In his interview with Robert McCrum of the Guardian, DeLillo said his parents came from the Abruzzi, they wanted him to be an American, they had no desire for him to learn Italian.
In A Hermit in Paris, Calvino includes an essay on his visit to the United States. It was at the time when, he told his minders at Einaudi, people were excited by a book about a teenage boy by a writer called J D Salinger. He comments on the books available to immigrants. Some immigrants come from educated backgrounds; they end up having a bookstore to serve their needs. There are no Italian bookstores, he says: the Italian immigrants were illiterate peasants, they were excluded from literary culture in their country of origin and have no stake in participating in it in the new country.
If I remember this correctly, Jonathan Galassi, President of Farrar, Straus & Giroux, first engaged with Italian literature at Cambridge; this was a Saul-on-the-road-to-Damascus moment. (Galassi has now translated the work of both Montale and Leopardi.)
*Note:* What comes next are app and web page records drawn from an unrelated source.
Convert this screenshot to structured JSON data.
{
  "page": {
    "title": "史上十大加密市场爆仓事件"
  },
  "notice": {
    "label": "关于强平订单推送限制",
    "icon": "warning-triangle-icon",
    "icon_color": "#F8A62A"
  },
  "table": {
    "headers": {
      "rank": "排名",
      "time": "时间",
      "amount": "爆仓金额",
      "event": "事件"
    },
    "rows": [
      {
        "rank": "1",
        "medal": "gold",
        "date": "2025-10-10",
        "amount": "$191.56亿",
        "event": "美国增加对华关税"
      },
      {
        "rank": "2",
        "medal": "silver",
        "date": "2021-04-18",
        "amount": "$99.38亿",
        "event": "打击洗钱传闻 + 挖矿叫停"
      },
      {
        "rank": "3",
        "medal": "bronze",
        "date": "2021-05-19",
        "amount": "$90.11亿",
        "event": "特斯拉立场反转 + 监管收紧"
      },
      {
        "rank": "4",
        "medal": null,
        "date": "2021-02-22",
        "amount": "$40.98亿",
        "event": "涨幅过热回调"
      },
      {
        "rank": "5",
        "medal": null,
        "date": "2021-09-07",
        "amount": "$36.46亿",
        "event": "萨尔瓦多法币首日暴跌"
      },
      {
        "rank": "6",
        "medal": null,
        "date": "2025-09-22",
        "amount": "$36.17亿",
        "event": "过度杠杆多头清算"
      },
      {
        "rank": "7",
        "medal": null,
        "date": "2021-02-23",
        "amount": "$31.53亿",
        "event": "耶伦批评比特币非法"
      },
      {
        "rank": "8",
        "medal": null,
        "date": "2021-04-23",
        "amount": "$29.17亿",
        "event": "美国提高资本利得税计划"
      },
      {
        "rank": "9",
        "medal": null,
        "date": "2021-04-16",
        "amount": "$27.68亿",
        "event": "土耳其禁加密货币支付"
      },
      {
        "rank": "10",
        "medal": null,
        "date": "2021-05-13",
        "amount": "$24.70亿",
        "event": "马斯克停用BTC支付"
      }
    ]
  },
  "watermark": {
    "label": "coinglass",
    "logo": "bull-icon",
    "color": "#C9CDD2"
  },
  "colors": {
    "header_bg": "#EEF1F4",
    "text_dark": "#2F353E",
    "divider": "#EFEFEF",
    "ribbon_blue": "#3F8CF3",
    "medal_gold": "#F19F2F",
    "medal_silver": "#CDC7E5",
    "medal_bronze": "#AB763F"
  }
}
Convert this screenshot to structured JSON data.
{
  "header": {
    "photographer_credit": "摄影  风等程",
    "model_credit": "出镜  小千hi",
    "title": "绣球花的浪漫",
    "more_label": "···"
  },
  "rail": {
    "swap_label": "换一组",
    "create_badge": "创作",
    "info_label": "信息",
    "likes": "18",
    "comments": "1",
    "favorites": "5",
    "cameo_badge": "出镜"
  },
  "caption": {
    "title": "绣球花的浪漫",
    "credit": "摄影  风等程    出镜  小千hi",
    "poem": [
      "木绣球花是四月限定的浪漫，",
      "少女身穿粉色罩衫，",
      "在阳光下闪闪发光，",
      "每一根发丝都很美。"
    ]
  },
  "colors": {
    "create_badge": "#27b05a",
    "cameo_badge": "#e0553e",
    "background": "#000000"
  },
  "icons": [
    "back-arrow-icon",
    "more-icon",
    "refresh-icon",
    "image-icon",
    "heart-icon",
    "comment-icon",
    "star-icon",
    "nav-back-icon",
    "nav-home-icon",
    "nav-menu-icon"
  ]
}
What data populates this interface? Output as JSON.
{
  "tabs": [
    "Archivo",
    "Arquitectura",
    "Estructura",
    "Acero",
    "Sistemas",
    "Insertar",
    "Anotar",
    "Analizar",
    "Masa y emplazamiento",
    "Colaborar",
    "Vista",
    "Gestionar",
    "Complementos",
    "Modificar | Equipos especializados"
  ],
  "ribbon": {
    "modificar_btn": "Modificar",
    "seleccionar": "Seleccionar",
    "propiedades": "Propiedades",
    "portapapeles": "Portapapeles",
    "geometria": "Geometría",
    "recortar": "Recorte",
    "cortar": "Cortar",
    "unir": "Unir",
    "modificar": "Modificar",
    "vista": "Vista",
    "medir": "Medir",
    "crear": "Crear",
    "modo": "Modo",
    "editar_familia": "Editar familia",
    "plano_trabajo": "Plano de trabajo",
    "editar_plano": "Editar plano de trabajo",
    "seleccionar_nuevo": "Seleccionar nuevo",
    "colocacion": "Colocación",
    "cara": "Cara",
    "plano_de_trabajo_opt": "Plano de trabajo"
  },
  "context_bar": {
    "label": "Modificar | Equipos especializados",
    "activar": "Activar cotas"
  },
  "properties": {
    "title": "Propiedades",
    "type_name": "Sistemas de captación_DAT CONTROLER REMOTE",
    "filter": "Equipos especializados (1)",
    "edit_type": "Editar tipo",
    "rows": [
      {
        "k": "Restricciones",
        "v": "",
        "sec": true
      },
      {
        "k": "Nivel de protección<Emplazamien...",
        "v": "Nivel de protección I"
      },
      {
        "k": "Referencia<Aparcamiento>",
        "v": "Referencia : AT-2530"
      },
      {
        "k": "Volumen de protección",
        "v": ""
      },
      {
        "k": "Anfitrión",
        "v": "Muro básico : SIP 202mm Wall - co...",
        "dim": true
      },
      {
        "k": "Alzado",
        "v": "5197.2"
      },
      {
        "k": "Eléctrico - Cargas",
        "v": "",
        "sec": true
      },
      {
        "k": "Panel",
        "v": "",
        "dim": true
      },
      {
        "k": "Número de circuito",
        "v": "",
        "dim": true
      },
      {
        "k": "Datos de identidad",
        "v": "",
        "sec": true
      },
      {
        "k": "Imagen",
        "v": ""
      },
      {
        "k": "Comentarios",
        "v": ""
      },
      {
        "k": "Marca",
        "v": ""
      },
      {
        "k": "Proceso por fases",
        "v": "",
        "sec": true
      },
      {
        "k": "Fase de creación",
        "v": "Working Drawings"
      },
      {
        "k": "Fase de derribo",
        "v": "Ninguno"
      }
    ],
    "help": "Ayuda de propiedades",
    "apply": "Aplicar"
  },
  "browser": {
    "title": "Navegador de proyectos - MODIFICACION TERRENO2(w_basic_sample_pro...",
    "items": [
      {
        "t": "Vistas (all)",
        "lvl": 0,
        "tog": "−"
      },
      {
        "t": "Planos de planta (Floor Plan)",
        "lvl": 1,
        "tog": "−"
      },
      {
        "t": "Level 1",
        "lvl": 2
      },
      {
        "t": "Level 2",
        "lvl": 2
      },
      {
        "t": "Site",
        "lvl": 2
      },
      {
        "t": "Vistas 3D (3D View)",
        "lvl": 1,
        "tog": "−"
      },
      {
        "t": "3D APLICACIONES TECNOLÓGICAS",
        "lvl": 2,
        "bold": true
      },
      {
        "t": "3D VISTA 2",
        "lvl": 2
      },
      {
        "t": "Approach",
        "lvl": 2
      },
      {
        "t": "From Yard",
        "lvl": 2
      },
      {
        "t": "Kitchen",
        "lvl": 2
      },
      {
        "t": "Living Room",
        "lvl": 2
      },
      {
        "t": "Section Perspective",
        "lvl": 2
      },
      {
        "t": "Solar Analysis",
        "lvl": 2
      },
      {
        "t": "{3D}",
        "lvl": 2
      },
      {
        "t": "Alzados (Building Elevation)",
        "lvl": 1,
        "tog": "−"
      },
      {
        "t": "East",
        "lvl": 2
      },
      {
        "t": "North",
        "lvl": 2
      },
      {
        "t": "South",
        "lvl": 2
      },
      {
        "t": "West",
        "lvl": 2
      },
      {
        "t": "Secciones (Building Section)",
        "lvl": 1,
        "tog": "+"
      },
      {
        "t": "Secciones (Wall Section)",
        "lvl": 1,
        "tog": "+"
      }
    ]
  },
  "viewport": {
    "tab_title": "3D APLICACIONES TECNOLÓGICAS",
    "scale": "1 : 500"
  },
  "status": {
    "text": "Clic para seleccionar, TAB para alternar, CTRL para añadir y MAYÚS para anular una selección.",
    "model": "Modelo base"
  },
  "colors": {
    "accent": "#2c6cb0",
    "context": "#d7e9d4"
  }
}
This looks like a failure of -- something. I would have said, it is not the business of, as it might be, the modestly aspiring parents of DeLillo to offer their son the sort of opportunity Galassi got as a Marshall Scholar at Cambridge. It is the business of the educational system to offer students access to the life of the mind, regardless of what their parents may be able to offer; this ought to include access to great works of literature in a language from whose cultural resources their parents had been excluded.